In all this time, the cement industry hasn’t magically become less complicated. In fact, advances in manufacturing, the increased use of alternative fuels and raw materials, and the ability to cater specifically to customer demand, has made everything significantly more complex. Add to that the greater demand for profitability amidst the global economic downturn and ever-increasing emissions regulation and you begin to have a picture of the quality of engineer needed to get the job done. It begs the question: what happens to the plant as the number of those engineers falls?

Has the ‘Robot Revolution’ dulled our intelligence?
The rise of automation has led to a kind of complacency, whereby there is an impression that this lack of skills can be mitigated by machines. While there is no doubt that intelligent automation has enabled great advances in manufacturing, we are not yet at the point where a cement plant could be left to run itself.

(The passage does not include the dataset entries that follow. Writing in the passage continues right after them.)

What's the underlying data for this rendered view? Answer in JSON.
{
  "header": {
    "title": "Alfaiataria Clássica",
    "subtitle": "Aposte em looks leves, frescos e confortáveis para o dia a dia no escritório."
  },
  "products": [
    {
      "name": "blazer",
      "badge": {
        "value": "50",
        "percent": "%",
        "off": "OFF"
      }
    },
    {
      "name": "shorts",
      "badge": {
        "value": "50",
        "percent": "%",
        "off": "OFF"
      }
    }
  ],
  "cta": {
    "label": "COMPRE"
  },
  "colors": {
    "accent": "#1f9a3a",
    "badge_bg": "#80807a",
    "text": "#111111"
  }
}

Part of the problem is that automation doesn’t encourage free thinking. It presents operators with reams of data, but data without knowledge and understanding is not worth much.

Data, in turn, encourages the mindset that everything can be standardised – processes, targets, both within the plant and within the company, wherever in the world you happen to be. What you end up with, largely, is more data for data’s sake and, without knowhow and experience, it does nothing to help operators develop skills or further insights into the process. It becomes a vicious circle.

How can you bridge the skills gap?
Many cement companies have begun programmes to encourage talent into the workforce, but obviously there is going to be a time lag while this new generation of workers builds their experience. For some global conglomerates, this deficit can be managed by utilising the resources of the corporate technical centre, although these resources are being rapidly depleted. And what about the smaller players?

Our experience at JAMCEM is actually that innovation often thrives at smaller companies that are not bound by the restrictive standardisation of processes and targets that takes place in multinational companies. However, while these smaller companies have the appetite and the freedom to be innovative, they don’t always have the expertise to make it happen. With that in mind, JAMCEM launched the Virtual Technical Centre – an unbiased source of expert advice available to all. This service performs essentially the same function as a traditional technical centre, advising on technical and operational queries as they arise on the plant. It’s an affordable first point of contact for troubleshooting as well as being a great resource to bounce ideas around that might otherwise be lost for lack of a sounding board. We hope that it will bridge the gap left by the skills shortage and promote greater innovation in the cement industry. For more information about the VTC, visit our website.